Since I’m being interviewed for a book written on career advice for recent college graduates, I called my sister Ashley this morning to see what she had to say. My sister is a junior at the University of Missouri where she is double majoring in Women’s/Gender Studies and Journalism.
We talked about outdated career advice and what advice is more realistic for the college graduates of 2009. We also talked about Ashley’s upcoming internship search and how she could get started. Talking to her made me realize how much has changed since I graduated only a few years ago in 2006. Here is some of the advice my career center gave me:
1. Take yourself off all social networking sites and never blog because it is unprofessional and could ruin your chances of getting a job and hurt your reputation.
2. Work at a very large company right out of school so that you have a big name on your resume. “You will be able to work anywhere once your next employer sees that name on your resume.”
3. You should stay at your first job for at least 3 years.
4. You will start out in your first job as being a just a number, your individualism, personal strengths and ideas do not matter so keep them to yourself.
This advice is total garbage for the graduates of 2009 and I completely disagree with all four points!
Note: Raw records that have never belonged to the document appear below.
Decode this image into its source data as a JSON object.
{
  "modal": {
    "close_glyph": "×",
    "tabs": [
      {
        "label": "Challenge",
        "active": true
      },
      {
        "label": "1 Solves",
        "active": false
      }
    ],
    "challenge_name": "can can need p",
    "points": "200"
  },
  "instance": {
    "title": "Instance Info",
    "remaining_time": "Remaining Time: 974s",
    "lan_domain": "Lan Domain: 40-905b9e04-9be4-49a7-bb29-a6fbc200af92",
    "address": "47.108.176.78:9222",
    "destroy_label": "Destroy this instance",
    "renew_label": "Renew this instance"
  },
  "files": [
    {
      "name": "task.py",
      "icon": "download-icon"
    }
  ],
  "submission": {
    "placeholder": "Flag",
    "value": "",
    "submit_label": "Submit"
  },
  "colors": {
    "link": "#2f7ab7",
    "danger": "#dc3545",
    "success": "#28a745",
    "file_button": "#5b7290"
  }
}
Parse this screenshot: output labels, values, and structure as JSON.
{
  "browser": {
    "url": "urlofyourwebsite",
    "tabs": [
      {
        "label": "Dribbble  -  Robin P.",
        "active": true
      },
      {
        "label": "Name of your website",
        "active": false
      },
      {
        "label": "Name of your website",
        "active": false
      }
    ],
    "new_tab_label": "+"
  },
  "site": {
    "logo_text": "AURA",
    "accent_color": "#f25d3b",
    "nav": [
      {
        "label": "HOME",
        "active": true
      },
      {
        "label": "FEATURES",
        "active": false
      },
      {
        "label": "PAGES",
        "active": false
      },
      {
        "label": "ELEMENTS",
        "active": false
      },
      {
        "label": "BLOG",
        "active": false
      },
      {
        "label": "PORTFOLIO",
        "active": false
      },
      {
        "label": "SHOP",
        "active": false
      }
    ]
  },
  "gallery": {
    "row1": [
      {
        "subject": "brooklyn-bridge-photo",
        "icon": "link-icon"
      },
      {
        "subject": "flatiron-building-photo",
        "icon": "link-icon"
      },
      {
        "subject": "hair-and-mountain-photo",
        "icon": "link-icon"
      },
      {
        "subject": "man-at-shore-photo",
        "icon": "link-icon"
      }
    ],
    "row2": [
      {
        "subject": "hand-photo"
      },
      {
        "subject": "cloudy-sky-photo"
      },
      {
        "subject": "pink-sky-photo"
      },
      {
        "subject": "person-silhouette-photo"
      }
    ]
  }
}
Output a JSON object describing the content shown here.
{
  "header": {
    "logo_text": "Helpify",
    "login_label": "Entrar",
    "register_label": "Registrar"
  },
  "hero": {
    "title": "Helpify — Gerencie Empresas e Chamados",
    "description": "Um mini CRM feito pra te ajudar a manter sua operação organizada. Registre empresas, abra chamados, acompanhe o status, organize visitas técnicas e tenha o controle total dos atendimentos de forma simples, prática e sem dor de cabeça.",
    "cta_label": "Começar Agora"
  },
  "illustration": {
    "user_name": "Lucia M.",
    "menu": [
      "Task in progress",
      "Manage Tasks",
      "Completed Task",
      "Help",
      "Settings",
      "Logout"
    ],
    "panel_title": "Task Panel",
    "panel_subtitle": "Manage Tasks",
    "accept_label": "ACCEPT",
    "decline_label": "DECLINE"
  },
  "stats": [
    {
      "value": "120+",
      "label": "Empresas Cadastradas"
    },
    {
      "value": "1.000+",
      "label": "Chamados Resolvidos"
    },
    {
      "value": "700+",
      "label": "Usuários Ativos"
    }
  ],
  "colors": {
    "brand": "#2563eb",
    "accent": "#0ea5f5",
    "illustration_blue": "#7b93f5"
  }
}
For this post, I am going to focus on correcting point #1: You MUST use social networking sites and the Internet to let others know about your skills, talents and passions. If you aren’t positioning yourself for others to see online, you are really missing out on great opportunities. How could someone offer you a great job or internship if they don’t know you exist?
I bought my sister her own domain name, ashleycrimaldi.com, for Christmas this morning and suggested that she put a bio, professional picture, resume, sites she likes, a blog and a portfolio of work she has done on her site. I also urged her to start using Twitter to connect with people who shared her interests and career goals. It is amazing how much Twitter “friends” are willing to help each other out in any way they can.
When joining first joining Twitter, use search.twitter.com to search for people who are “tweeting” about things that you care about and then “follow” them so you can read what they have to say on a daily basis. It is also important to send out valuable tweets regularly on your area of interest or expertise and post interesting links so others can read them and share information.
Also, if you like someone’s blog, website, or tweets TELL THEM! Compliments go a long way in making connections and mentors.
Long gone are the days of finding an internship through the classified section of your local paper or even scoring a great opportunity through a huge career site. If you are looking to pursue an internship or job that is in line with your individual strengths, ideas and talents you will have to go get it on your own by reaching out to people like you online.
P.S.- Follow me on Twitter: ExecutiveVision and let me know what you think about this post!